Dataset rows describing interfaces —
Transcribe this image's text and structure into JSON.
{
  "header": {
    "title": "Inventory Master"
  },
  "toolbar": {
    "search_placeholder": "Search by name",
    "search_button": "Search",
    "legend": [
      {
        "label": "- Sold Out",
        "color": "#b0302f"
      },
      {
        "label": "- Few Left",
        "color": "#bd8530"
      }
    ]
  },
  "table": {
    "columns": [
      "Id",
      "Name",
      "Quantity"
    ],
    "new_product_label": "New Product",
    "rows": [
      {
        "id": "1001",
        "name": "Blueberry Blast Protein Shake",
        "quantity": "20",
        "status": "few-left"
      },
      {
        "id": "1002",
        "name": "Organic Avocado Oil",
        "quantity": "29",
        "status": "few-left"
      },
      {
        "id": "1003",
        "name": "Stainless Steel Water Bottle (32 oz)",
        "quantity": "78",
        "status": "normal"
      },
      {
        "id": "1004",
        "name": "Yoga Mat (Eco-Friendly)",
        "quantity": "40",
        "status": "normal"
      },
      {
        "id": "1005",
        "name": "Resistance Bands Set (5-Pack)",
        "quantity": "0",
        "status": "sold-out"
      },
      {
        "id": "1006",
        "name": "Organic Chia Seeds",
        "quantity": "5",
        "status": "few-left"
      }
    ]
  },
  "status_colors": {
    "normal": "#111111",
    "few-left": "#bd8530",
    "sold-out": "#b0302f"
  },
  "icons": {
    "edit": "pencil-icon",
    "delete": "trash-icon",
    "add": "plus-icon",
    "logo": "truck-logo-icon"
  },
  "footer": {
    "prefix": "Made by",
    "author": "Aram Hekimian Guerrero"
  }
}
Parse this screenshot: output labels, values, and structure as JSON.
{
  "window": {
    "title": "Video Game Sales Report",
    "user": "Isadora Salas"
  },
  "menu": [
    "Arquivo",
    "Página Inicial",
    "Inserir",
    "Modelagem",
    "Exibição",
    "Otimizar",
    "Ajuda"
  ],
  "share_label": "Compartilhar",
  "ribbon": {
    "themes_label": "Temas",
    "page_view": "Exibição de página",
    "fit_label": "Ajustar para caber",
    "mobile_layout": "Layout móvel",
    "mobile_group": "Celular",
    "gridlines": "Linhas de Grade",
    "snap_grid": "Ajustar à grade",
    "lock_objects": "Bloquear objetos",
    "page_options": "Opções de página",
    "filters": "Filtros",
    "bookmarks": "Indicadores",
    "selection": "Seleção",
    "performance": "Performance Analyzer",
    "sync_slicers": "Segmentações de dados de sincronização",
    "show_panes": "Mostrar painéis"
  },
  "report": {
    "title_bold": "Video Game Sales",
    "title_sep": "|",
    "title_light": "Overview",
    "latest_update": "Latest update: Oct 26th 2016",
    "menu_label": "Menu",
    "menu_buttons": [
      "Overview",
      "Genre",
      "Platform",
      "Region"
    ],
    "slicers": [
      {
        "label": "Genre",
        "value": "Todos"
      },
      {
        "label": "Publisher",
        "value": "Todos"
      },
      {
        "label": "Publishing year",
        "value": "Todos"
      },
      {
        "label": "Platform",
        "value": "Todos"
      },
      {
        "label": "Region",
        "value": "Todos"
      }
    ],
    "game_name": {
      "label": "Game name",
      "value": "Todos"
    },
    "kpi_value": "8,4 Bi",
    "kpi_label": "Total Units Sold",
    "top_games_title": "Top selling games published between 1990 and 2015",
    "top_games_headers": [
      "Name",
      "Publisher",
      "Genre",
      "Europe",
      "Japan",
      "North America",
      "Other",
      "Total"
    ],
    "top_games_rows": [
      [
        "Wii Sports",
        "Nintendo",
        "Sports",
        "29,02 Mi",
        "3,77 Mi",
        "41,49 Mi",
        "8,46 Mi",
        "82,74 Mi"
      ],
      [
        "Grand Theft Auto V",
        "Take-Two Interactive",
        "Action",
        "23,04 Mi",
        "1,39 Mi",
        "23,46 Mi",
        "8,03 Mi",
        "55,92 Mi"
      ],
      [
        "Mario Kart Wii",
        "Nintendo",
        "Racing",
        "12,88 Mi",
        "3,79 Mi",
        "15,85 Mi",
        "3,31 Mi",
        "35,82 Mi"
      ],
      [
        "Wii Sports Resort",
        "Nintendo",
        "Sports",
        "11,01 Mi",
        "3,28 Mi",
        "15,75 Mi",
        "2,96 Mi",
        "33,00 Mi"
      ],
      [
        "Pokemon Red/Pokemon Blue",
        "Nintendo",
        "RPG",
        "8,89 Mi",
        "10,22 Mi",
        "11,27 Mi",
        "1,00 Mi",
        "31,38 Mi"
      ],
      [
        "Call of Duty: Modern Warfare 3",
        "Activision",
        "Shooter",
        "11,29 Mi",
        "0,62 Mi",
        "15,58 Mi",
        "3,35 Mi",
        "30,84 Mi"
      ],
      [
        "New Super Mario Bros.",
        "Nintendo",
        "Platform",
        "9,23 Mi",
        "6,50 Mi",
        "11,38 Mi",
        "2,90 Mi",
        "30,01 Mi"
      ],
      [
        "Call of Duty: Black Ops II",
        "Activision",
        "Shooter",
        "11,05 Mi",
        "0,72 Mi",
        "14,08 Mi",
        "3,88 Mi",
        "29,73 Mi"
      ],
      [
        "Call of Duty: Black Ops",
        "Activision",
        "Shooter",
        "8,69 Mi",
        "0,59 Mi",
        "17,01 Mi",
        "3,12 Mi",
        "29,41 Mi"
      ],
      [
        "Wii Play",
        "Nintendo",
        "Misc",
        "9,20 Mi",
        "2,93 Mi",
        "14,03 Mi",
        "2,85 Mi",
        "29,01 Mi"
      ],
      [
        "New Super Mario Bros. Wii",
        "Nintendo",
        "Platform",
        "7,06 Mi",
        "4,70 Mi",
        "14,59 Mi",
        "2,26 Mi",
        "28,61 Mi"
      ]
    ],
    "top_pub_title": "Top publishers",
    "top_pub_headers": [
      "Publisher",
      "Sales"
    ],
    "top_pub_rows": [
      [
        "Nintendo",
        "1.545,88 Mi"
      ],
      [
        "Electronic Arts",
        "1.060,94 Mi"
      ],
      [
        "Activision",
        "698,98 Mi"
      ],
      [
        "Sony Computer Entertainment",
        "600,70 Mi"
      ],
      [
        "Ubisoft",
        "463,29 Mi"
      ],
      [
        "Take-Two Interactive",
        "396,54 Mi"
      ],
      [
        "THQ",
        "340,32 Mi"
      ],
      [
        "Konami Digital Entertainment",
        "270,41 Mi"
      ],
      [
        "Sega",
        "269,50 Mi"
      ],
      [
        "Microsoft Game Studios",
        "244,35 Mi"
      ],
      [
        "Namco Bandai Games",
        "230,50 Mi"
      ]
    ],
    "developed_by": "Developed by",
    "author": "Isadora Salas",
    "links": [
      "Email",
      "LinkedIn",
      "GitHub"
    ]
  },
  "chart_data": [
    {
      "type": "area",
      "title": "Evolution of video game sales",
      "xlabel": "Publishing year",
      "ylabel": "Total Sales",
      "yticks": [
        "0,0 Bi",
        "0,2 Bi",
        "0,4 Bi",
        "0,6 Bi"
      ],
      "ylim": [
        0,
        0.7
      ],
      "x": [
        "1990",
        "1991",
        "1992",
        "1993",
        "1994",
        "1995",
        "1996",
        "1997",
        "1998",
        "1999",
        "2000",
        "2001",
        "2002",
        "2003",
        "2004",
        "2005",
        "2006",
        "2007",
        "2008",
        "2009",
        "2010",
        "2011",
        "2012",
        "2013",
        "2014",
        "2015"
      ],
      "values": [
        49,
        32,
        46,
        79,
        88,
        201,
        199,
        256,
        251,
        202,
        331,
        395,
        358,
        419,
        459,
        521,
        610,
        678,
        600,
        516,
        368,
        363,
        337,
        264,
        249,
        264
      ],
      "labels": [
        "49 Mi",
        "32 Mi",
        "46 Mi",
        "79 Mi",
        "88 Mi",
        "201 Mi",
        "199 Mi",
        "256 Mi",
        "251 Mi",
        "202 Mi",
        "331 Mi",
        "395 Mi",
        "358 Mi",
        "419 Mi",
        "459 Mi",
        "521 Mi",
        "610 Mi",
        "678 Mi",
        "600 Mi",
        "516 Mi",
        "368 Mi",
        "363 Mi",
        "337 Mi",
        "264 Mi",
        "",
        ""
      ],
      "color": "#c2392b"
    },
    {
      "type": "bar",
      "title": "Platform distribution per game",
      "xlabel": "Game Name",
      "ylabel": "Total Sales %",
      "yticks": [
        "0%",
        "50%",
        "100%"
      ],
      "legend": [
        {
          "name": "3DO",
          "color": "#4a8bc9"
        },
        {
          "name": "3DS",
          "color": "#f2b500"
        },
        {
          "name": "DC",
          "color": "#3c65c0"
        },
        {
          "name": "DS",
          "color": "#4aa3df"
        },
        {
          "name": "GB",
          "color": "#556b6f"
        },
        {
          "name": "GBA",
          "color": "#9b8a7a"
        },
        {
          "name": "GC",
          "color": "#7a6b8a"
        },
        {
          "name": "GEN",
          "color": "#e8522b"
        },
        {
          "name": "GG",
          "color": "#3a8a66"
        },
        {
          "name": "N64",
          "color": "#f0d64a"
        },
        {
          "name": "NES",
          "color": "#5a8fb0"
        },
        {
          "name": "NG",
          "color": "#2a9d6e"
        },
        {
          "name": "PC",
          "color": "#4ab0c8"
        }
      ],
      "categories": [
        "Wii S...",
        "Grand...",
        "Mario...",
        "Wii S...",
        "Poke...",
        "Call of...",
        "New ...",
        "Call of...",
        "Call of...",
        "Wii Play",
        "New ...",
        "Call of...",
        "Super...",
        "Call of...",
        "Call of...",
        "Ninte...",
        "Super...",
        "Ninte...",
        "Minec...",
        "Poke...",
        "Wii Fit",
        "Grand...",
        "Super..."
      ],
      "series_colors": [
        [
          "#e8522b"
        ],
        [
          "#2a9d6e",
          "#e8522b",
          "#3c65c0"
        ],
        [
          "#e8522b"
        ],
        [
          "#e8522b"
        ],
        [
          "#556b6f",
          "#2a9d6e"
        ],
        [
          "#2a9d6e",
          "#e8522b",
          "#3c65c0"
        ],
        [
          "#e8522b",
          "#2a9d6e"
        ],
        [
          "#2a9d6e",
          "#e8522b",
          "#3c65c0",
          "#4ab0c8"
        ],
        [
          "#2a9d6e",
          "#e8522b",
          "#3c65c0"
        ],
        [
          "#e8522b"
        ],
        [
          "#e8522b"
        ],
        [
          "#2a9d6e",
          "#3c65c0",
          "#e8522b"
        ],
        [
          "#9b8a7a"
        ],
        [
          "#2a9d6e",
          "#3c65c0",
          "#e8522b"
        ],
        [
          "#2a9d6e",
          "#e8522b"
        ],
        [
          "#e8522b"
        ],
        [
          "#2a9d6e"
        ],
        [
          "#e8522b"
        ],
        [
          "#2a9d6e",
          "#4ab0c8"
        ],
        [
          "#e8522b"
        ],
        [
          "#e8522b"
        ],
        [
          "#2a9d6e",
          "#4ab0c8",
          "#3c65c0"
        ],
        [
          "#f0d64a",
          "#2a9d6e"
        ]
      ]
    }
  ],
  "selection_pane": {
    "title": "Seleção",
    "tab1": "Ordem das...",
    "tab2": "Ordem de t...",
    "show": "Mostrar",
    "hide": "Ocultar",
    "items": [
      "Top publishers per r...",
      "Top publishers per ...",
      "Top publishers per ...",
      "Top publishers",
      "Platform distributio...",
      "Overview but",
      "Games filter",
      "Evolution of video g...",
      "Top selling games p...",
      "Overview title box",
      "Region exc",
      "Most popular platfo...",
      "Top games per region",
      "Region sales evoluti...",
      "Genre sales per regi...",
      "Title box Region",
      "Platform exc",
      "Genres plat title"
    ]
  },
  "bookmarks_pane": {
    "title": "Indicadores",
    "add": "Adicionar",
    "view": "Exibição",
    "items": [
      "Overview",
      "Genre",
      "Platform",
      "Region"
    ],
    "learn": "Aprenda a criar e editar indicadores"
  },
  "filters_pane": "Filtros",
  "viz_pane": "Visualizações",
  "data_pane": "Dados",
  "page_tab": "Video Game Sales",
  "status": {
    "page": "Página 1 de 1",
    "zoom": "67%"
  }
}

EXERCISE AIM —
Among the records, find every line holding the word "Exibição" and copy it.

THE COMPLETED TASK —
    "Exibição",
    "page_view": "Exibição de página",
    "view": "Exibição",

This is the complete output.